→ Supplied information
***
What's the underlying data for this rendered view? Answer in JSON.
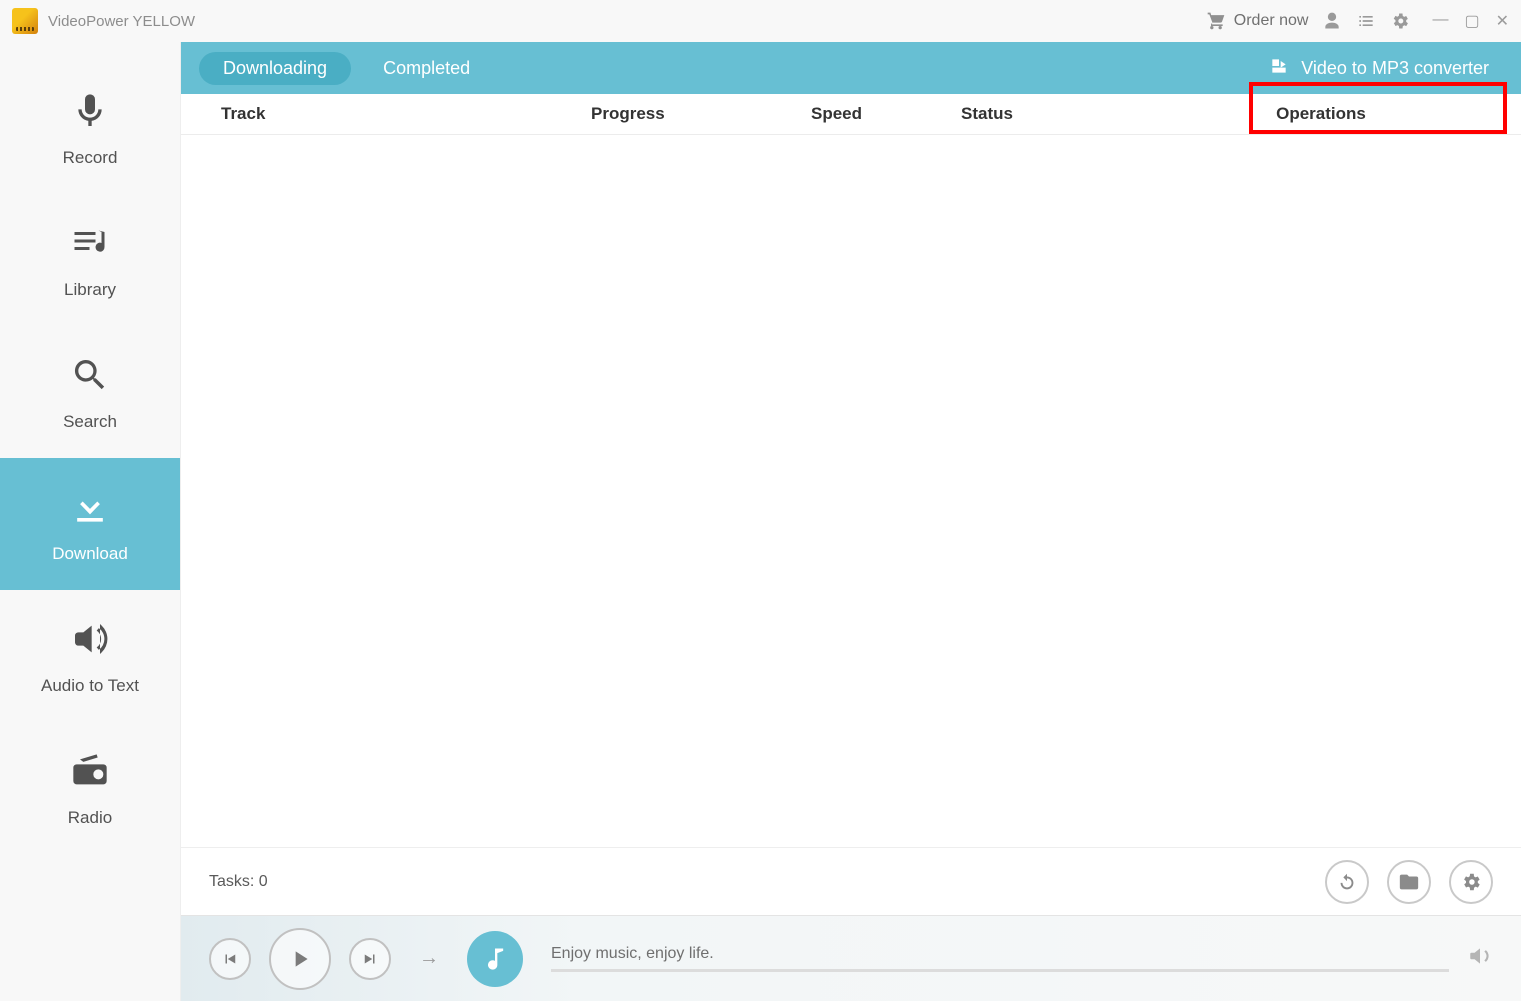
{
  "app": {
    "title": "VideoPower YELLOW"
  },
  "titlebar": {
    "order_now": "Order now"
  },
  "sidebar": {
    "items": [
      {
        "label": "Record"
      },
      {
        "label": "Library"
      },
      {
        "label": "Search"
      },
      {
        "label": "Download"
      },
      {
        "label": "Audio to Text"
      },
      {
        "label": "Radio"
      }
    ]
  },
  "tabs": {
    "downloading": "Downloading",
    "completed": "Completed",
    "converter": "Video to MP3 converter"
  },
  "columns": {
    "track": "Track",
    "progress": "Progress",
    "speed": "Speed",
    "status": "Status",
    "operations": "Operations"
  },
  "bottom": {
    "tasks": "Tasks: 0"
  },
  "player": {
    "message": "Enjoy music, enjoy life."
  }
}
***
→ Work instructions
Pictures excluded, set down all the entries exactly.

→ Solution to the problem
What's the underlying data for this rendered view? Answer in JSON.
{
  "app": {
    "title": "VideoPower YELLOW"
  },
  "titlebar": {
    "order_now": "Order now"
  },
  "sidebar": {
    "items": [
      {
        "label": "Record"
      },
      {
        "label": "Library"
      },
      {
        "label": "Search"
      },
      {
        "label": "Download"
      },
      {
        "label": "Audio to Text"
      },
      {
        "label": "Radio"
      }
    ]
  },
  "tabs": {
    "downloading": "Downloading",
    "completed": "Completed",
    "converter": "Video to MP3 converter"
  },
  "columns": {
    "track": "Track",
    "progress": "Progress",
    "speed": "Speed",
    "status": "Status",
    "operations": "Operations"
  },
  "bottom": {
    "tasks": "Tasks: 0"
  },
  "player": {
    "message": "Enjoy music, enjoy life."
  }
}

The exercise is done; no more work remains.